    I have an electric bike. I bought it in Beijing 8 months ago. It goes 50km/hr, for 70km, costs US$500 & you don't have to pedal. 

    For $3500, I could have SEVEN of these ridiculous fashion statements... That's one for every day of the week. 

    China sucks, but this pricing is absurd. 

  • Jacob Katz

    Form should serve substance, not surpass it. The bike is inefficient and silly. You will look like an ignorant dweeb who values appearance over money or common sense if you buy this bike.

  • Biker Shorts

    If you're building a bike that's efficient to drive, why would you build it as heavy as possible? This thing is unnecessarily built like a tank, with a two full diameter top tubes. I'll leave aside whether that's aesthetically pleasing or not -- that's a subjective call -- but objectively that adds unnecessary weight.

  • gbacoder

    Not so, the diameter of the tubes is narrow. And also they use top quality steel tubing, probably Reynolds 853 or something similar. I've got a steel bike made by rock lobster of similar dimensions, if not bigger, and it is really light. The extra tubs helps house the battery. 

  • Bob Jacobson

    No Schwinn ever looked like that.  Schwinn's were bulky with fat tires.  This bike's geometry and fittings are elegant.  Bravo.  Now when does it come to market at a price that people who don't otherwise drive BMW's, Mercedes, and Lexus sedans can afford?  It doesn't do much good for the environment or our species' survival if a few thousand people drive this bike (if that many).  So what's the point?  To satisfy design ego?  To appear in articles like this one?  Hoorah.

  • LoveDesign

    To make this bicycle even more elegant, design a way to capture motion to recharge the batteries while you are riding.
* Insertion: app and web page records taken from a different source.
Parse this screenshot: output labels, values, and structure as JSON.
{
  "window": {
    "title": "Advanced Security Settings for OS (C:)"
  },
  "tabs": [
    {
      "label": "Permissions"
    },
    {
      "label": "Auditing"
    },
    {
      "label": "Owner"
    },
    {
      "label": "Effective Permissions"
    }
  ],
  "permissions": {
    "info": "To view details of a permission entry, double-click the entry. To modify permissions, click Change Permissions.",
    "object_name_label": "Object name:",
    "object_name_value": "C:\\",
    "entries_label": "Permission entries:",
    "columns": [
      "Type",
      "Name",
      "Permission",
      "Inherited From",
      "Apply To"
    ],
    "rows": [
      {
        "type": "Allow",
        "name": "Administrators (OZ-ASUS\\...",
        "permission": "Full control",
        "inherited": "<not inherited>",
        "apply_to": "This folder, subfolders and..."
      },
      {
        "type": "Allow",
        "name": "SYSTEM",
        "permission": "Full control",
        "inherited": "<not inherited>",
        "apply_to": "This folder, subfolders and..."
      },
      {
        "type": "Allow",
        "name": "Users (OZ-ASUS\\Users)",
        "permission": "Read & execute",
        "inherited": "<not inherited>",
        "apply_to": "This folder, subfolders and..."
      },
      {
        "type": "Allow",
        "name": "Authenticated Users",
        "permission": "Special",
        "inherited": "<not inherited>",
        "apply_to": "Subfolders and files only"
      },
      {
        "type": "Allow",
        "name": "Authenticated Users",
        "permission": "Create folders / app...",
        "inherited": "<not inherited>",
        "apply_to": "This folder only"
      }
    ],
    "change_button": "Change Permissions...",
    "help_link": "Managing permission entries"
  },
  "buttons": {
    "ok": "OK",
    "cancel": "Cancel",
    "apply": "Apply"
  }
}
They can do it with a Prius, why not a bike? Nice job.

  • woodinhills

     It's called regenerative braking, pal, and works to charge batts when rolling downhill, under gravity.

  • Mark Strong

    15 MINUTES ???  For $3,500 ???  let me know when it will go for a couple of hours, also I'm starting to prefer "girl's bike design as it's easier (WAY EASIER) to get on and off.

  • Phunken

    Because a system like Prius 'Series' Synergy Drive require big heavy battery system. KERS system like F1 cars still need large battery... So thats not really efficient to lug around by human power.

  • enginerd

    They've had that for quite some time. Pads on the bike would charge the lights on the front and back of it. It never really worked out because you want all your power going into the propulsion of the bike. Priuses regenerate on braking, as does EVERY car out there. The big innovation was being able to do that a little more efficiently and storing them in big batteries (as opposed to a standard car battery) and then using that with an electric motor coupled with the internal combustion motor.

    Bikes could do that but they hardly brake and their momentum is a fraction of the momentum of a car. The equipment to regenerate the electricity would literally outweigh the benefits you could get from it.

  • Writer Dave

    That is an indelibly hideous e-bike, and ridiculously overpriced to boot.

  • Guest

    Great article! Adam's last name is mis-spelled, though-- it should be "Vollmer."  I'm a huge fan of this project. Can't wait to see the Porteur in person.